The recognition that cyberspace is a fictiona narrative that creates a coherence it would like to imagine really existsis crucial to any theoretically sophisticated critique of the limitations of this consensual hallucination and the discontents it imperfectly masks. In this groundbreaking volume Robert Markley and his co-authors set out to discover why cyberspace provokes often-rapturous rhetoric but resists critical analysis.
Taking a variety of approaches, the authors explore the ways in which virtual realities conserve and incorporate rather than overthrow the assumptions and values of a traditional, logocentric humanism: the Platonist division of the world into the physical and metaphysical in which ideal forms are valued over material content.
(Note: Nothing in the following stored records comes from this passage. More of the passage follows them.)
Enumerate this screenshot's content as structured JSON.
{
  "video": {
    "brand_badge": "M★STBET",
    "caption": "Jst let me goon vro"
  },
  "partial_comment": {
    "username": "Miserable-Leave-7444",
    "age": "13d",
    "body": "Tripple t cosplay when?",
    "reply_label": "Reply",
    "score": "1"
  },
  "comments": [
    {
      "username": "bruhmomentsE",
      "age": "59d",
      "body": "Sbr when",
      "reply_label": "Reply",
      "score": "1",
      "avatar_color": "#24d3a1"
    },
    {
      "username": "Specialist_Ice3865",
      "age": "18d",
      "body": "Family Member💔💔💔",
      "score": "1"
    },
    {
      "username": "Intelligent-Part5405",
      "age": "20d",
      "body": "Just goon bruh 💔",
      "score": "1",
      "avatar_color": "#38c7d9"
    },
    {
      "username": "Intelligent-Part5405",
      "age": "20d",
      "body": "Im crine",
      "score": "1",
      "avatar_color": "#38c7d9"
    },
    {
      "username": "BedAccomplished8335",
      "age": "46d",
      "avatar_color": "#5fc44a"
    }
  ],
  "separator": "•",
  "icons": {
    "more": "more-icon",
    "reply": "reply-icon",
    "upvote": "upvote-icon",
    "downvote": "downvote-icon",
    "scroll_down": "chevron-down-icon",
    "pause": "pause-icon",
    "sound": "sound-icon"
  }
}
Cyberspace, David Porush suggests, represents not a break with our metaphysical past but an extension of its basic theistic postulates. Richard Grusin argues that the claims for new forms of electronic communication depend upon the very notions of authorshipand subjectivitythey claim to transcend. N. Katherine Hayles examines debates about cybernetics in the 1950s to demonstrate that the history of mind-body ideas in the age of computers and feedback loops is itself conflicted. David Brande analyzes cyberspace as an extension of the logic of late twentieth-century capitalism. And Robert Markley explores the entangled roots of cyberspace in the philosophy of mathematics.
One of the ironies of our culture's fascination with cyberspace is that our material and psychic investments in Virtual Reality suggest that the death of print cultureor its disappearance into the matrixhas been greatly exaggerated.... Cyberspace is unthinkable, literally inconceivable, without the print culture it claims to transcend. It is, in part, a by-product of a tradition of metaphysics that, boats against the current, bears us back relentlessly to our past. Robert Markley, from the introduction